Lux Aeterna begins with legendary French actress Béatrice Dalle (Betty Blue) playing herself (or writer/director Gaspar Noé’s version of her anyway) having a lengthy conversation with the star of her upcoming witch trial flick God’s Work, Lars von Trier muse Charlotte Gainsbourg.
The fireside chat steers towards the perils they have faced in the entertainment industry (and seems agonizingly authentic even if it was faked for film), and as the conversation progresses we can’t help but think of the parallels between the way women are treated in a male dominated world and the witches of old… yeah man, this is an art house flick with plenty on its mind, and the point is hard to dismiss right down to the usage of sequences from Benjamin Christensen’s 1922 cinematic treatise on the evolution of witchcraft, Haxan: Witchcraft Through the Ages during the film’s opening.
Naturally, the production goes slightly off the rails when a bunch of clueless dudes (an American director, the film’s producers) try to fuck things up for Dalle at each and every turn, literally trying to impose their will upon the increasingly harried director who also has to contend with contractual nudity clauses and a cinematographer on the verge of performing a creative mutiny.

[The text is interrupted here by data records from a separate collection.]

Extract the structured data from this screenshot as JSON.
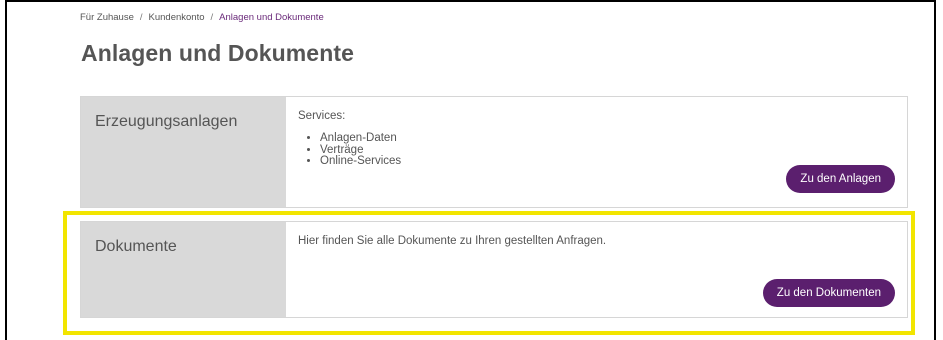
{
  "breadcrumb": {
    "items": [
      "Für Zuhause",
      "Kundenkonto",
      "Anlagen und Dokumente"
    ],
    "separator": "/"
  },
  "page_title": "Anlagen und Dokumente",
  "cards": [
    {
      "title": "Erzeugungsanlagen",
      "services_label": "Services:",
      "services": [
        "Anlagen-Daten",
        "Verträge",
        "Online-Services"
      ],
      "button_label": "Zu den Anlagen"
    },
    {
      "title": "Dokumente",
      "description": "Hier finden Sie alle Dokumente zu Ihren gestellten Anfragen.",
      "button_label": "Zu den Dokumenten"
    }
  ],
  "colors": {
    "accent": "#5b1f6e",
    "highlight": "#f2e500",
    "sidebar_bg": "#d9d9d9"
  }
}
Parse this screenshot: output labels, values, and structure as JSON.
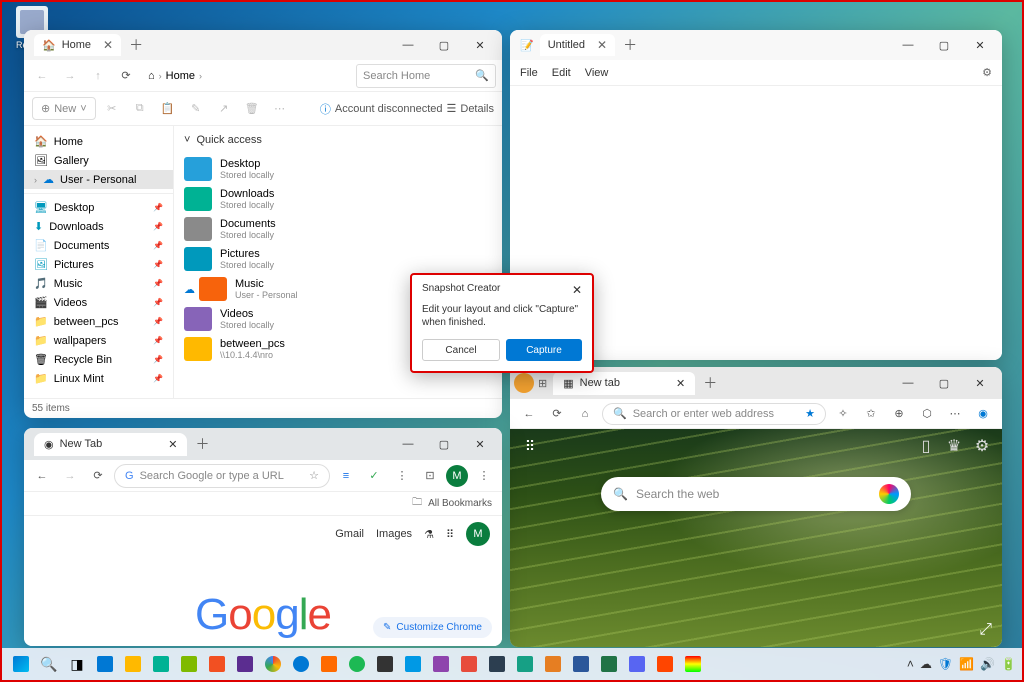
{
  "desktop": {
    "recycle_bin": "Recycle Bin"
  },
  "explorer": {
    "tab_title": "Home",
    "breadcrumb": [
      "Home"
    ],
    "search_placeholder": "Search Home",
    "toolbar": {
      "new": "New",
      "account_msg": "Account disconnected",
      "details": "Details"
    },
    "nav": {
      "top": [
        {
          "label": "Home",
          "icon": "home"
        },
        {
          "label": "Gallery",
          "icon": "gallery"
        },
        {
          "label": "User - Personal",
          "icon": "onedrive",
          "selected": true
        }
      ],
      "pinned": [
        {
          "label": "Desktop"
        },
        {
          "label": "Downloads"
        },
        {
          "label": "Documents"
        },
        {
          "label": "Pictures"
        },
        {
          "label": "Music"
        },
        {
          "label": "Videos"
        },
        {
          "label": "between_pcs"
        },
        {
          "label": "wallpapers"
        },
        {
          "label": "Recycle Bin"
        },
        {
          "label": "Linux Mint"
        }
      ]
    },
    "quick_access_label": "Quick access",
    "quick_items": [
      {
        "name": "Desktop",
        "sub": "Stored locally",
        "color": "fc-blue"
      },
      {
        "name": "Downloads",
        "sub": "Stored locally",
        "color": "fc-teal"
      },
      {
        "name": "Documents",
        "sub": "Stored locally",
        "color": "fc-gray"
      },
      {
        "name": "Pictures",
        "sub": "Stored locally",
        "color": "fc-cyan"
      },
      {
        "name": "Music",
        "sub": "User - Personal",
        "color": "fc-orange"
      },
      {
        "name": "Videos",
        "sub": "Stored locally",
        "color": "fc-purple"
      },
      {
        "name": "between_pcs",
        "sub": "\\\\10.1.4.4\\nro",
        "color": "fc-yellow"
      }
    ],
    "status": "55 items"
  },
  "notepad": {
    "tab_title": "Untitled",
    "menu": {
      "file": "File",
      "edit": "Edit",
      "view": "View"
    }
  },
  "edge": {
    "tab_title": "New tab",
    "addr_placeholder": "Search or enter web address",
    "search_placeholder": "Search the web"
  },
  "chrome": {
    "tab_title": "New Tab",
    "omni_placeholder": "Search Google or type a URL",
    "bookmarks_label": "All Bookmarks",
    "links": {
      "gmail": "Gmail",
      "images": "Images"
    },
    "avatar_letter": "M",
    "logo": "Google",
    "customize_label": "Customize Chrome"
  },
  "dialog": {
    "title": "Snapshot Creator",
    "message": "Edit your layout and click \"Capture\" when finished.",
    "cancel": "Cancel",
    "capture": "Capture"
  }
}
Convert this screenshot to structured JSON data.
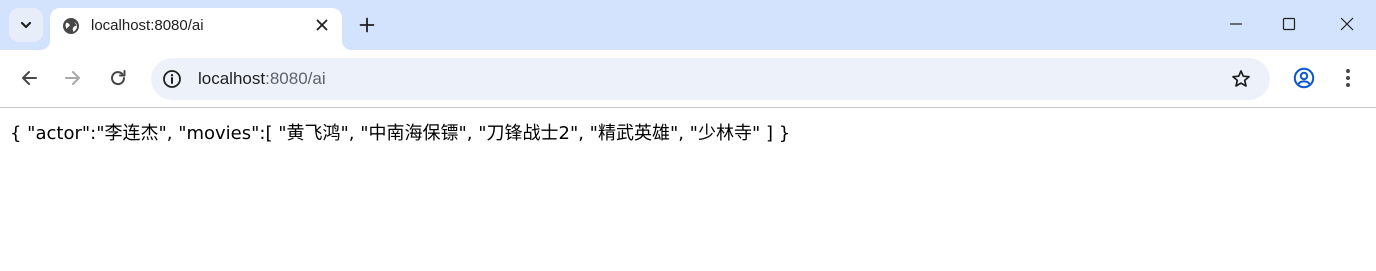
{
  "tabstrip": {
    "tab": {
      "title": "localhost:8080/ai",
      "favicon": "globe-icon"
    },
    "new_tab_icon": "plus-icon",
    "search_tabs_icon": "chevron-down-icon",
    "window_controls": [
      "minimize-icon",
      "maximize-icon",
      "close-icon"
    ]
  },
  "toolbar": {
    "back_icon": "arrow-left-icon",
    "forward_icon": "arrow-right-icon",
    "reload_icon": "reload-icon",
    "site_info_icon": "info-icon",
    "url_host": "localhost",
    "url_rest": ":8080/ai",
    "bookmark_icon": "star-icon",
    "profile_icon": "profile-icon",
    "menu_icon": "kebab-menu-icon"
  },
  "page": {
    "body_text": "{ \"actor\":\"李连杰\", \"movies\":[ \"黄飞鸿\", \"中南海保镖\", \"刀锋战士2\", \"精武英雄\", \"少林寺\" ] }"
  },
  "colors": {
    "tabstrip_bg": "#d3e3fd",
    "omnibox_bg": "#edf2fa",
    "icon": "#474747",
    "profile_accent": "#0b57d0"
  }
}
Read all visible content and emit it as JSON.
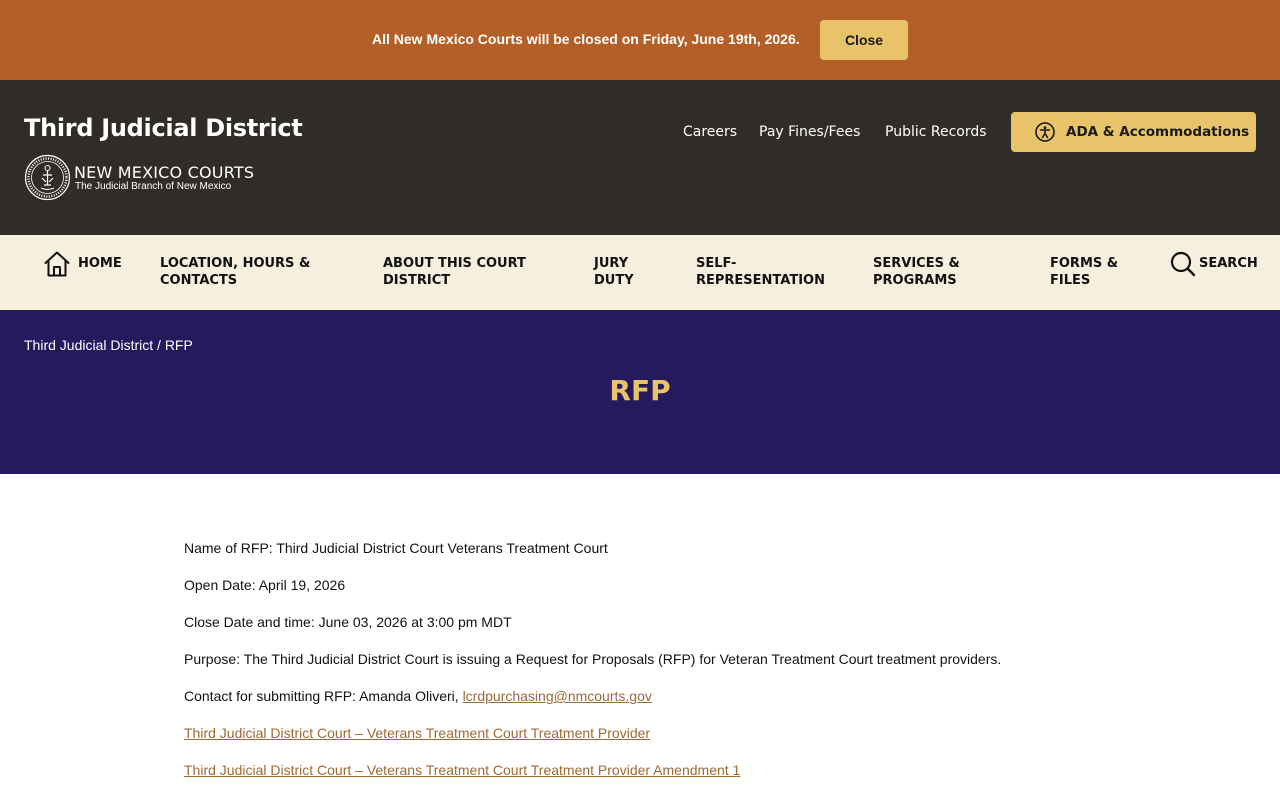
{
  "alert": {
    "message": "All New Mexico Courts will be closed on Friday, June 19th, 2026.",
    "close_label": "Close"
  },
  "header": {
    "site_title": "Third Judicial District",
    "brand_name": "NEW MEXICO COURTS",
    "brand_tagline": "The Judicial Branch of New Mexico",
    "links": [
      "Careers",
      "Pay Fines/Fees",
      "Public Records"
    ],
    "ada_label": "ADA & Accommodations",
    "ada_icon": "accessibility-icon"
  },
  "nav": {
    "home": "HOME",
    "items": [
      "LOCATION, HOURS & CONTACTS",
      "ABOUT THIS COURT DISTRICT",
      "JURY DUTY",
      "SELF-REPRESENTATION",
      "SERVICES & PROGRAMS",
      "FORMS & FILES"
    ],
    "search": "SEARCH",
    "home_icon": "home-icon",
    "search_icon": "search-icon"
  },
  "hero": {
    "breadcrumb_parent": "Third Judicial District",
    "breadcrumb_sep": "/",
    "breadcrumb_current": "RFP",
    "title": "RFP"
  },
  "content": {
    "name_line": "Name of RFP: Third Judicial District Court Veterans Treatment Court",
    "open_line": "Open Date: April 19, 2026",
    "close_line": "Close Date and time: June 03, 2026 at 3:00 pm MDT",
    "purpose_line": "Purpose: The Third Judicial District Court is issuing a Request for Proposals (RFP) for Veteran Treatment Court treatment providers.",
    "contact_prefix": "Contact for submitting RFP: Amanda Oliveri, ",
    "contact_email": "lcrdpurchasing@nmcourts.gov",
    "doc_link_1": "Third Judicial District Court – Veterans Treatment Court Treatment Provider",
    "doc_link_2": "Third Judicial District Court – Veterans Treatment Court Treatment Provider Amendment 1"
  },
  "colors": {
    "alert_bg": "#b45f27",
    "header_bg": "#302c27",
    "accent_gold": "#e8c36a",
    "nav_bg": "#f7efdd",
    "hero_bg": "#251a5e",
    "link": "#9c6a33"
  }
}
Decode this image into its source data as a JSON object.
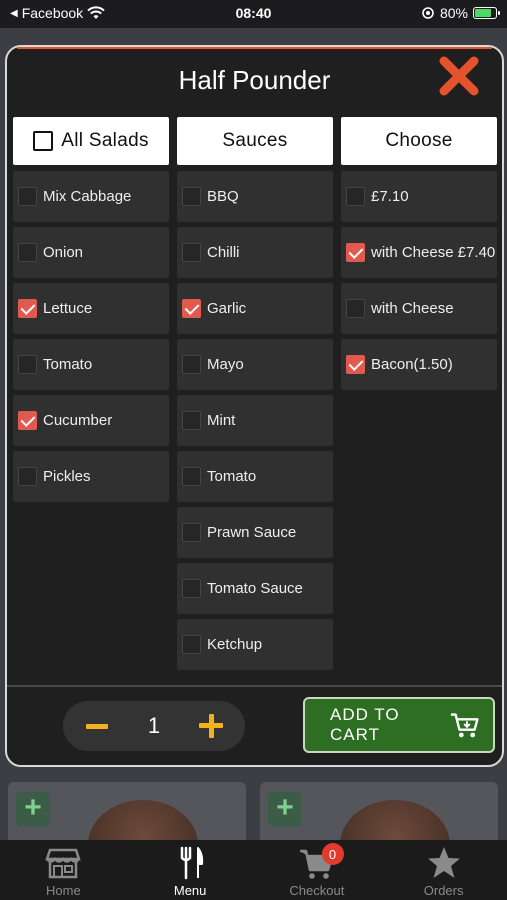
{
  "status_bar": {
    "back_app": "Facebook",
    "time": "08:40",
    "battery": "80%",
    "battery_level": 0.8
  },
  "modal": {
    "title": "Half Pounder",
    "columns": [
      {
        "header": "All Salads",
        "header_has_checkbox": true,
        "items": [
          {
            "label": "Mix Cabbage",
            "checked": false
          },
          {
            "label": "Onion",
            "checked": false
          },
          {
            "label": "Lettuce",
            "checked": true
          },
          {
            "label": "Tomato",
            "checked": false
          },
          {
            "label": "Cucumber",
            "checked": true
          },
          {
            "label": "Pickles",
            "checked": false
          }
        ]
      },
      {
        "header": "Sauces",
        "header_has_checkbox": false,
        "items": [
          {
            "label": "BBQ",
            "checked": false
          },
          {
            "label": "Chilli",
            "checked": false
          },
          {
            "label": "Garlic",
            "checked": true
          },
          {
            "label": "Mayo",
            "checked": false
          },
          {
            "label": "Mint",
            "checked": false
          },
          {
            "label": "Tomato",
            "checked": false
          },
          {
            "label": "Prawn Sauce",
            "checked": false
          },
          {
            "label": "Tomato Sauce",
            "checked": false
          },
          {
            "label": "Ketchup",
            "checked": false
          }
        ]
      },
      {
        "header": "Choose",
        "header_has_checkbox": false,
        "items": [
          {
            "label": "£7.10",
            "checked": false
          },
          {
            "label": "with Cheese £7.40",
            "checked": true
          },
          {
            "label": "with Cheese",
            "checked": false
          },
          {
            "label": "Bacon(1.50)",
            "checked": true
          }
        ]
      }
    ],
    "quantity": "1",
    "add_to_cart_label": "ADD TO CART"
  },
  "tab_bar": {
    "tabs": [
      {
        "label": "Home",
        "icon": "store-icon",
        "active": false
      },
      {
        "label": "Menu",
        "icon": "fork-knife-icon",
        "active": true
      },
      {
        "label": "Checkout",
        "icon": "cart-icon",
        "active": false,
        "badge": "0"
      },
      {
        "label": "Orders",
        "icon": "star-icon",
        "active": false
      }
    ]
  },
  "colors": {
    "accent_orange": "#e4532b",
    "check_red": "#e05a4f",
    "qty_yellow": "#f2b21b",
    "cart_green": "#2d6e23"
  }
}
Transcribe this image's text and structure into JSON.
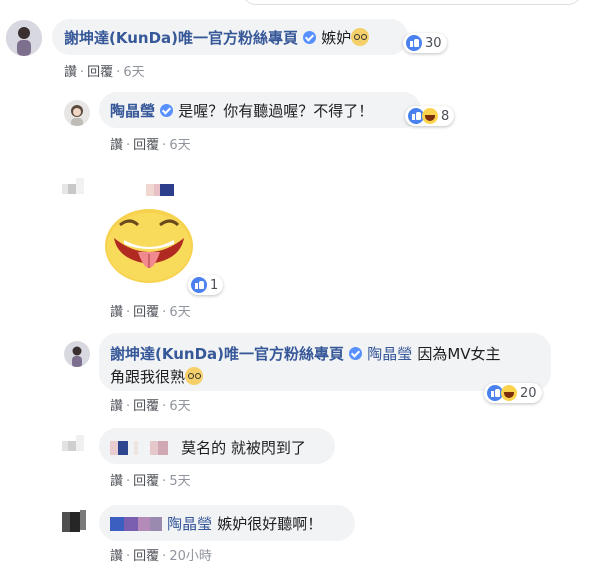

It’s a fuckin’ nightmare in other words.
Speaking of such things, the entire set begins to malfunction creating a whirling kaleidoscope of vivid color that increases both the characters anxiety and our own before the entire thing descends into history repeating itself, as is the way…
It’s that visual explosion that really makes this picture a fitting sensory face-slap that is only aided and abetted by Noé’s use of split screen that at first shows our leads reacting to each other’s conversation as it unfolds, before devolving further and further into overlapping dialog and breathless panic.
It is no surprise this flick is so damn stylish, as besides Noé’s intense artistic vision, he also had a literal ass-ton of money to make this thing as it was sponsored by fashion brand Saint Laurent to create some signature content that showcases their clothes. They got this in return, and I bet they loved every minute of the fifty-one minute run time (yeah, this is like an expanded short film, but trust me it gets the job done over the course of those brief, fever-dream drenched minutes).
As you can imagine, this film looks amazing, and the 1080p Blu-ray transfer utilized by Yellow Veil Pictures is filled with rich textures, and eye (and brain) popping color presented with an absolute minimum of digital artifacting. Skin tones are also natural and warm, with the only negative being some of the darker elements fell flat at certain points.
The overall quality of the video is matched by the crystal clear DTS-HD 5.1 and 2.0 Master Audio Track that adds a nice depth of sound and presents a great layer of viewer immersion into the ensuing chaos, as uncomfortable as that is at times.
Adding to the entire affair are the quality bonus features present on this release which begin with an audio commentary from Noé and Dalle that provides a highly entertaining and listenable journey through the film’s production and themes.
Also present are an eleven-minute introduction from Noé that further explores the film’s genesis and creation, a collection of production shots courtesy of photographer Tom Kan, a video-essay concerning cinema’s usage of the aforementioned split-screen technique, an interview with actor Karl Glusman (who plays the American director I mentioned previously), and a collection of trailers and teasers for the film.
Also included is a second disc featuring a collection of short films that inspired Lux Aeterna. Included are:
1954’s Inauguration of the Pleasure Dome, a presentation of a psychotronic masked ritual from Kenneth Anger.
1962’s La Ricotta, Pier Paolo Pasolini’s examination of the differences in the teachings of religion and the actions of those that supposed follow the dogma… starring none other than Orson Wells!
1966’s Ray Gun Virus, Paul Sharits’ whirling dervish of flickering imagery and transforming hues accompanied by the sound of a projector.
The Flicker, also from 1966, also strobe-o-mania courtesy of Tony Conrad.
These are all presented in HD with a DTS-HD 2.0 Master Audio track, with Anger’s film being the nicest looking of the bunch.
Additionally, a 60 page booklet is included in the package featuring a bevy of new writing on the film, as well as a nice selection of behind-the-scenes images.
Suitably unsettling, unbelievably psychotronic, and rich in meaning (no matter how drenched in surreal lunacy), Lux Aeterna goes far beyond it’s initial spark to become a masterpiece of deliriously psychedelic feminism.